§ **SUPPLIED INFORMATION**
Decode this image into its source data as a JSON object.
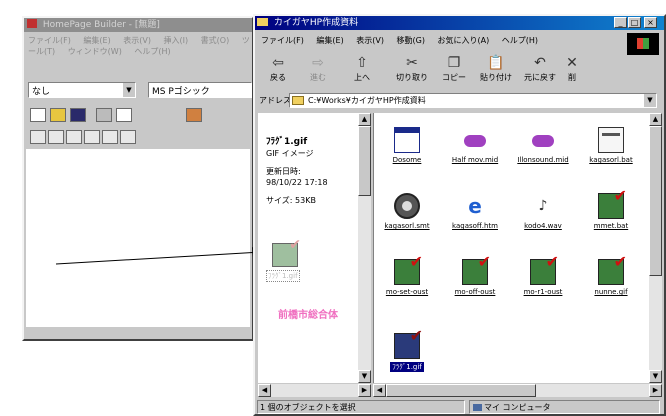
{
  "editor": {
    "title": "HomePage Builder - [無題]",
    "menu": [
      "ファイル(F)",
      "編集(E)",
      "表示(V)",
      "挿入(I)",
      "書式(O)",
      "ツール(T)",
      "ウィンドウ(W)",
      "ヘルプ(H)"
    ],
    "style_value": "なし",
    "font_value": "MS Pゴシック"
  },
  "explorer": {
    "title": "カイガヤHP作成資料",
    "menu": [
      "ファイル(F)",
      "編集(E)",
      "表示(V)",
      "移動(G)",
      "お気に入り(A)",
      "ヘルプ(H)"
    ],
    "toolbar": [
      "戻る",
      "進む",
      "上へ",
      "切り取り",
      "コピー",
      "貼り付け",
      "元に戻す",
      "削"
    ],
    "address_label": "アドレス",
    "address_value": "C:¥Works¥カイガヤHP作成資料",
    "preview": {
      "filename": "ﾌﾗｸﾞ1.gif",
      "filetype": "GIF イメージ",
      "modified_label": "更新日時:",
      "modified_value": "98/10/22 17:18",
      "size_label": "サイズ:",
      "size_value": "53KB",
      "thumb_caption": "ﾌﾗｸﾞ1.gif",
      "banner_text": "前橋市総合体"
    },
    "files": [
      {
        "name": "Dosome",
        "icon": "window-icon"
      },
      {
        "name": "Half mov.mid",
        "icon": "midi-icon"
      },
      {
        "name": "Illonsound.mid",
        "icon": "midi-icon"
      },
      {
        "name": "kagasorl.bat",
        "icon": "bat-icon"
      },
      {
        "name": "kagasorl.smt",
        "icon": "film-icon"
      },
      {
        "name": "kagasoff.htm",
        "icon": "ie-icon"
      },
      {
        "name": "kodo4.wav",
        "icon": "sound-icon"
      },
      {
        "name": "mmet.bat",
        "icon": "image-icon"
      },
      {
        "name": "mo-set-oust",
        "icon": "image-icon"
      },
      {
        "name": "mo-off-oust",
        "icon": "image-icon"
      },
      {
        "name": "mo-r1-oust",
        "icon": "image-icon"
      },
      {
        "name": "nunne.gif",
        "icon": "image-icon"
      },
      {
        "name": "ﾌﾗｸﾞ1.gif",
        "icon": "image-icon",
        "selected": true
      }
    ],
    "status_left": "1 個のオブジェクトを選択",
    "status_right": "マイ コンピュータ"
  }
}
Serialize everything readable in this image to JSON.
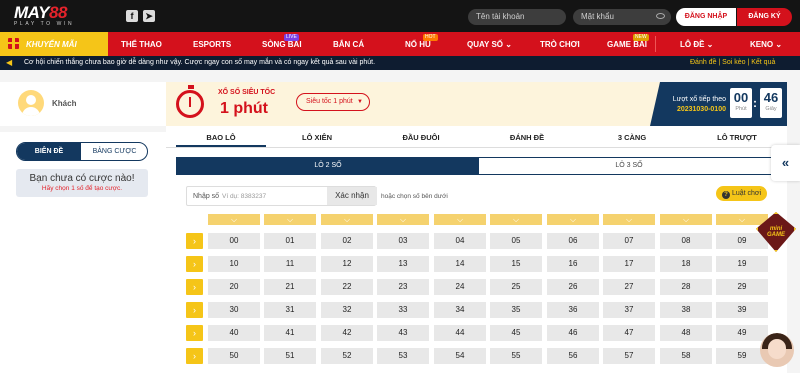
{
  "header": {
    "logo_text_a": "MAY",
    "logo_text_b": "88",
    "logo_tagline": "PLAY TO WIN",
    "social": [
      "f",
      "➤"
    ],
    "username_placeholder": "Tên tài khoản",
    "password_placeholder": "Mật khẩu",
    "login_label": "ĐĂNG NHẬP",
    "register_label": "ĐĂNG KÝ"
  },
  "nav": {
    "promo": "KHUYẾN MÃI",
    "items": [
      "THỂ THAO",
      "ESPORTS",
      "SÒNG BÀI",
      "BẮN CÁ",
      "NỔ HŨ",
      "QUAY SỐ ⌄",
      "TRÒ CHƠI",
      "GAME BÀI",
      "LÔ ĐỀ ⌄",
      "KENO ⌄"
    ],
    "badges": {
      "live": "LIVE",
      "hot": "HOT",
      "new": "NEW"
    }
  },
  "ticker": {
    "text": "Cơ hội chiến thắng chưa bao giờ dễ dàng như vậy. Cược ngay con số may mắn và có ngay kết quả sau vài phút.",
    "links": "Đánh đề | Soi kèo | Kết quả"
  },
  "user": {
    "name": "Khách"
  },
  "sidebar": {
    "tab_active": "BIÊN ĐỀ",
    "tab_inactive": "BẢNG CƯỢC",
    "empty_title": "Bạn chưa có cược nào!",
    "empty_hint": "Hãy chọn 1 số để tạo cược."
  },
  "game": {
    "title_small": "XỔ SỐ SIÊU TỐC",
    "title_big": "1 phút",
    "speed_select": "Siêu tốc 1 phút",
    "next_draw_label": "Lượt xổ tiếp theo",
    "draw_id": "20231030-0100",
    "minutes": "00",
    "minutes_unit": "Phút",
    "seconds": "46",
    "seconds_unit": "Giây",
    "colon": ":"
  },
  "bet_types": [
    "BAO LÔ",
    "LÔ XIÊN",
    "ĐẦU ĐUÔI",
    "ĐÁNH ĐỀ",
    "3 CÀNG",
    "LÔ TRƯỢT"
  ],
  "sub_tabs": [
    "LÔ 2 SỐ",
    "LÔ 3 SỐ"
  ],
  "number_input": {
    "label": "Nhập số",
    "placeholder": "Ví dụ: 8383237",
    "button": "Xác nhận",
    "or_hint": "hoặc chọn số bên dưới",
    "rules": "Luật chơi",
    "rules_icon": "?"
  },
  "grid": {
    "col_marker": "⌵",
    "row_marker": "›",
    "rows": [
      [
        "00",
        "01",
        "02",
        "03",
        "04",
        "05",
        "06",
        "07",
        "08",
        "09"
      ],
      [
        "10",
        "11",
        "12",
        "13",
        "14",
        "15",
        "16",
        "17",
        "18",
        "19"
      ],
      [
        "20",
        "21",
        "22",
        "23",
        "24",
        "25",
        "26",
        "27",
        "28",
        "29"
      ],
      [
        "30",
        "31",
        "32",
        "33",
        "34",
        "35",
        "36",
        "37",
        "38",
        "39"
      ],
      [
        "40",
        "41",
        "42",
        "43",
        "44",
        "45",
        "46",
        "47",
        "48",
        "49"
      ],
      [
        "50",
        "51",
        "52",
        "53",
        "54",
        "55",
        "56",
        "57",
        "58",
        "59"
      ]
    ]
  },
  "widgets": {
    "expand": "«",
    "minigame_line1": "mini",
    "minigame_line2": "GAME"
  },
  "colors": {
    "brand_red": "#d4111c",
    "brand_yellow": "#f5c518",
    "navy": "#13385f"
  }
}
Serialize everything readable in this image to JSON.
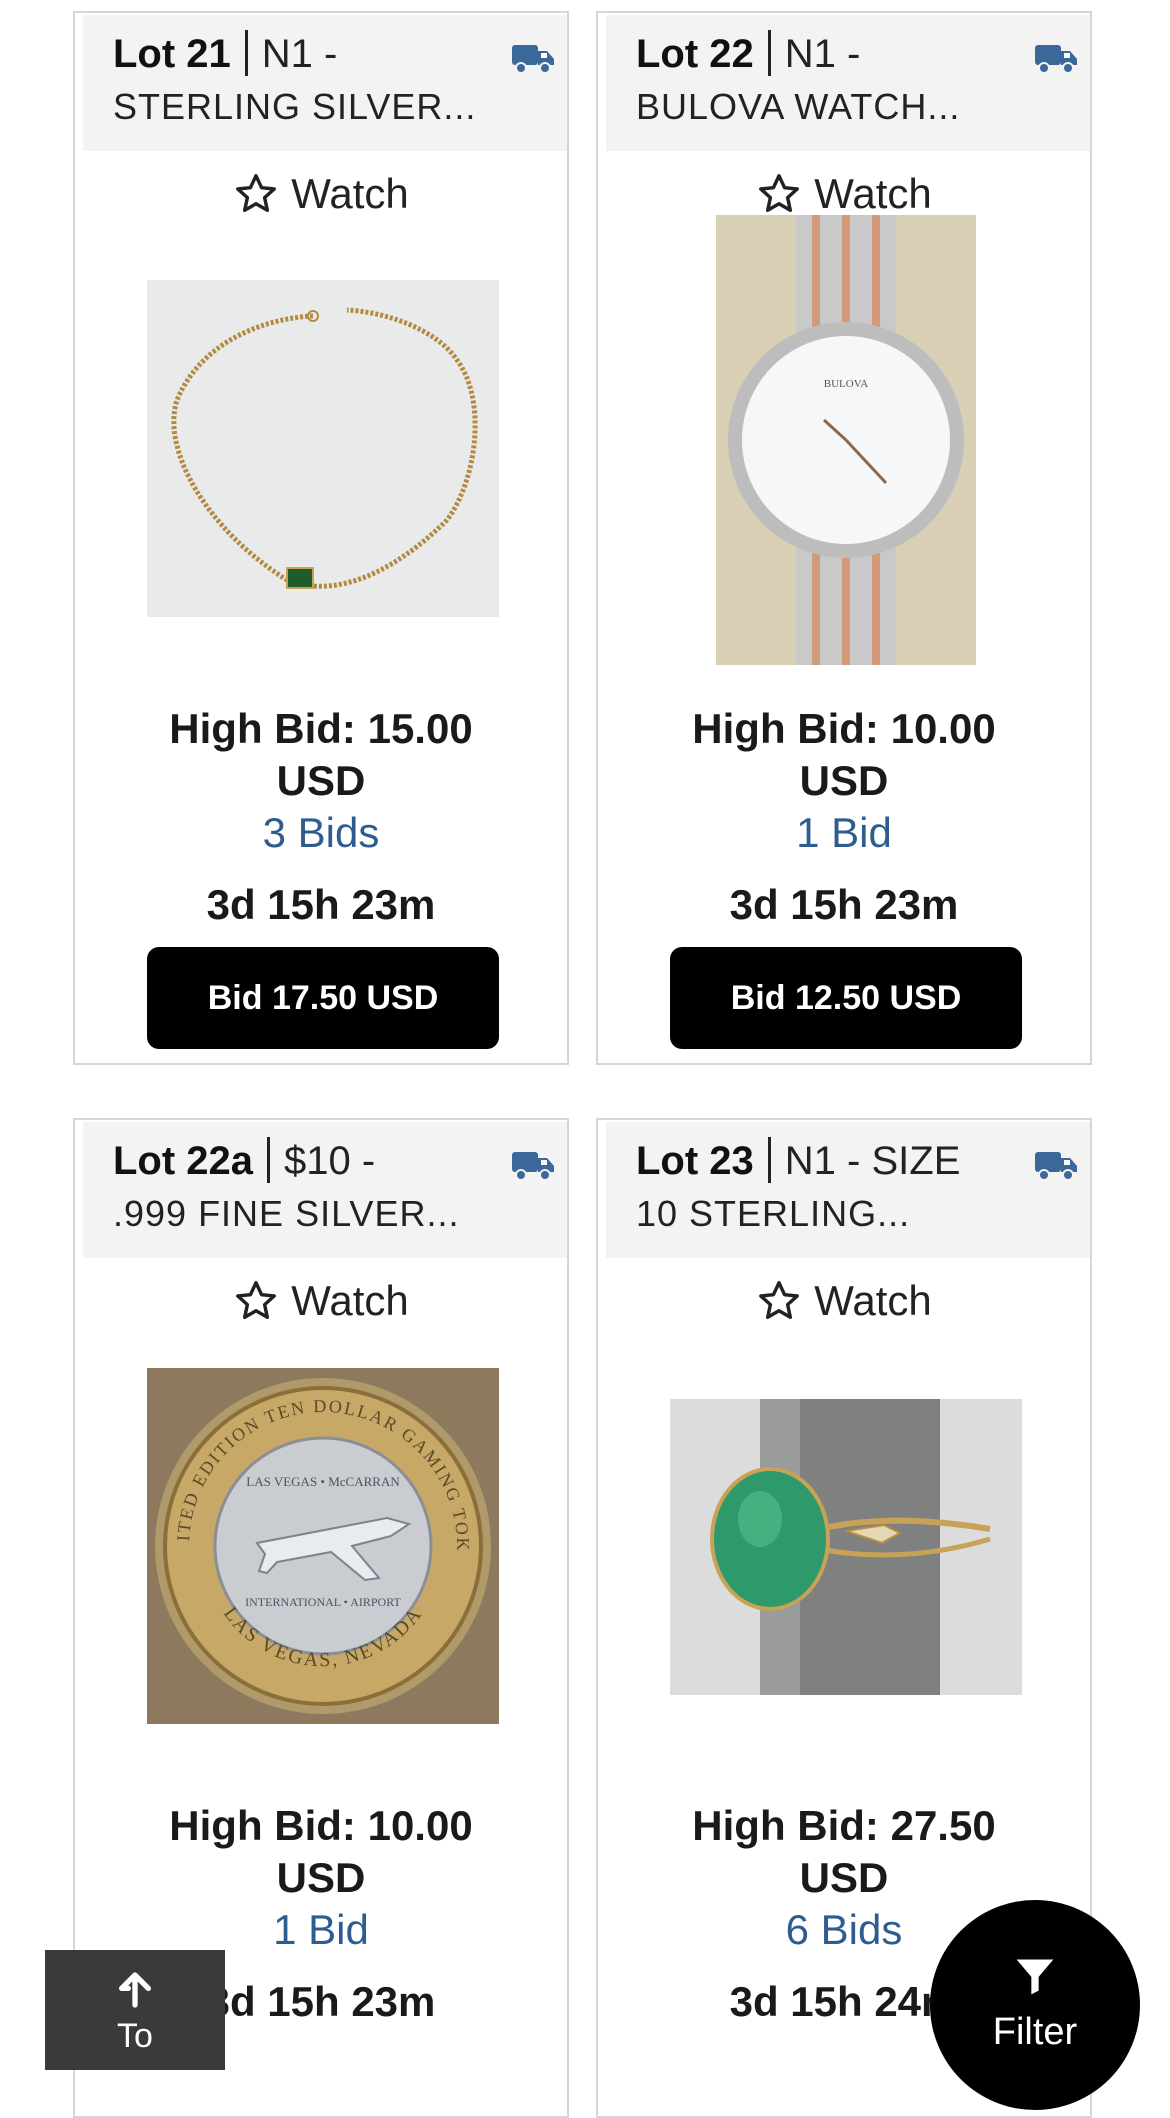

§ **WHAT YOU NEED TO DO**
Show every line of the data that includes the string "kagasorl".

§ **ANSWER SPACE**
        "name": "kagasorl.bat",
        "name": "kagasorl.smt",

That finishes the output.